Start of Data for this task
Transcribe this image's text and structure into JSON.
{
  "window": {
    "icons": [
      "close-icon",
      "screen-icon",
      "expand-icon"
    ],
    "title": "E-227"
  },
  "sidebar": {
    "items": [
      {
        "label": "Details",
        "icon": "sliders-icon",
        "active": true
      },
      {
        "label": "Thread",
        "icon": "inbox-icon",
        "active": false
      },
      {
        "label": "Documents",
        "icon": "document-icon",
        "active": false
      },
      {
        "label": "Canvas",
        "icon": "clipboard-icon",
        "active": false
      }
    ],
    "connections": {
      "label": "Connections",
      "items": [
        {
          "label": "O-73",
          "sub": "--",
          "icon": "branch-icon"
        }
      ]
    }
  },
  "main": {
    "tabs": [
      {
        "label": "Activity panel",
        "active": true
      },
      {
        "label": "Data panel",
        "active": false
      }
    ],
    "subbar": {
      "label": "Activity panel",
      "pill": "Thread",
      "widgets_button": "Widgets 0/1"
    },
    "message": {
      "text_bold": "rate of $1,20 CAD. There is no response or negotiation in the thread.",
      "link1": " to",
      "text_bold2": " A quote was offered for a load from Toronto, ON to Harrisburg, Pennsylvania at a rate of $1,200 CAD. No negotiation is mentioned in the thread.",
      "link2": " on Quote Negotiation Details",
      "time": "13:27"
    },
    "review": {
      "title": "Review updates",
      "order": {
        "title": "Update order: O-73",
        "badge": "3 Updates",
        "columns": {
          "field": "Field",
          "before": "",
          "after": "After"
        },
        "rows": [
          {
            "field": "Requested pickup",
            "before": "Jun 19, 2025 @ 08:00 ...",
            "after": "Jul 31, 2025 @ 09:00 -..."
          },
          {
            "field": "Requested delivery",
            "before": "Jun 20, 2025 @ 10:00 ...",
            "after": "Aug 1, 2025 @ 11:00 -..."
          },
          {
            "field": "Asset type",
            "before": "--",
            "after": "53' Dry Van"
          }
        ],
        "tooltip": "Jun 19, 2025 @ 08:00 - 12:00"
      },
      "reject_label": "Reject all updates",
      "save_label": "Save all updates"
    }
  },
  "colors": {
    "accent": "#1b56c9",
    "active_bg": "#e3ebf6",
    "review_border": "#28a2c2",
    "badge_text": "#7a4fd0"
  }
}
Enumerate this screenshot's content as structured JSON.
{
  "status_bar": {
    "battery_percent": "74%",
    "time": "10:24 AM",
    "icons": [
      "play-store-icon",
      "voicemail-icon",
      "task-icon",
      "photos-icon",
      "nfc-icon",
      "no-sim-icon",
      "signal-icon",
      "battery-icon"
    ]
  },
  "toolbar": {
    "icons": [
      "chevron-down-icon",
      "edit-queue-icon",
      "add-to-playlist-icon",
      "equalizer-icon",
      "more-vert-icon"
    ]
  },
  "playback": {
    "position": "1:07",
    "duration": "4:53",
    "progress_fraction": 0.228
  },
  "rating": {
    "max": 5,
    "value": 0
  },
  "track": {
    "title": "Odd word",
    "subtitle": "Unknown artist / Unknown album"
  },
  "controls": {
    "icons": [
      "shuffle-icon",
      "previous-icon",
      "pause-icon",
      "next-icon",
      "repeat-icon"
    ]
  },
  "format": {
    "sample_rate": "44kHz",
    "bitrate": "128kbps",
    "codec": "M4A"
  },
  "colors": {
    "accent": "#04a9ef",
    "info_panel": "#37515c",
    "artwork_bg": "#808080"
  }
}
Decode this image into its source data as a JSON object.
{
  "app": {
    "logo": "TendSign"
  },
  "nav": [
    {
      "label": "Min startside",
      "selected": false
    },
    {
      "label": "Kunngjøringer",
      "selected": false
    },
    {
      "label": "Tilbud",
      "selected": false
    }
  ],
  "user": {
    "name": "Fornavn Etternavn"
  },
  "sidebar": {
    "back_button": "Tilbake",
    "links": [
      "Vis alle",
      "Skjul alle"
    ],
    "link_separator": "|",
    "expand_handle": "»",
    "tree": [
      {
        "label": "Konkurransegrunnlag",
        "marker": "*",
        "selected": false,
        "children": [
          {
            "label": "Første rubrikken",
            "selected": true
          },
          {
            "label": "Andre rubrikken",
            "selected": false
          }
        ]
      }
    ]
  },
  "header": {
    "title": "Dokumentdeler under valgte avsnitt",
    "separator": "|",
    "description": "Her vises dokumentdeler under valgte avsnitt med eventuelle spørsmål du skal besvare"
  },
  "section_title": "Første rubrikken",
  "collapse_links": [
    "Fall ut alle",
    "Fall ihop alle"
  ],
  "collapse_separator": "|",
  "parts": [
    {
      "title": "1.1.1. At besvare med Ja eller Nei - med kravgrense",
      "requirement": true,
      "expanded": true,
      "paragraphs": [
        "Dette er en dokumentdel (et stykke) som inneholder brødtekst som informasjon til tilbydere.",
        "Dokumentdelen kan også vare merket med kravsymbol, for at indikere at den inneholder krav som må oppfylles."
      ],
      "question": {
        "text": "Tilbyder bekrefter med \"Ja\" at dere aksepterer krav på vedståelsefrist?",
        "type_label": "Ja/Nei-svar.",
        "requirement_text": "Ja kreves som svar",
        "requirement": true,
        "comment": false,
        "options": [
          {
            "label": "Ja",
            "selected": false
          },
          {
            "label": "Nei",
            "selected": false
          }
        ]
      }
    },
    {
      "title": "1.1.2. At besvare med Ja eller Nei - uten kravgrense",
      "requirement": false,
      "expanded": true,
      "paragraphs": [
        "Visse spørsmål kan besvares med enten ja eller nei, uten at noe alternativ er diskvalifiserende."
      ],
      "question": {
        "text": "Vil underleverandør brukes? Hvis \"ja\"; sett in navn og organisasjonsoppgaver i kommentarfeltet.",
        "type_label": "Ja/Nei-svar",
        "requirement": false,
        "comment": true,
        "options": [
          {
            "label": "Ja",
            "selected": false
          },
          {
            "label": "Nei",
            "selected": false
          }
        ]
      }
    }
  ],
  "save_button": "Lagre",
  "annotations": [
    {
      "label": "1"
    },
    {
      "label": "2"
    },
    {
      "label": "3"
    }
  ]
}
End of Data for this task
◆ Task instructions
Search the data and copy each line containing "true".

◆ Completed task
        "active": true
        "active": true
            "selected": true
      "requirement": true,
      "expanded": true,
        "requirement": true,
      "expanded": true,
        "comment": true,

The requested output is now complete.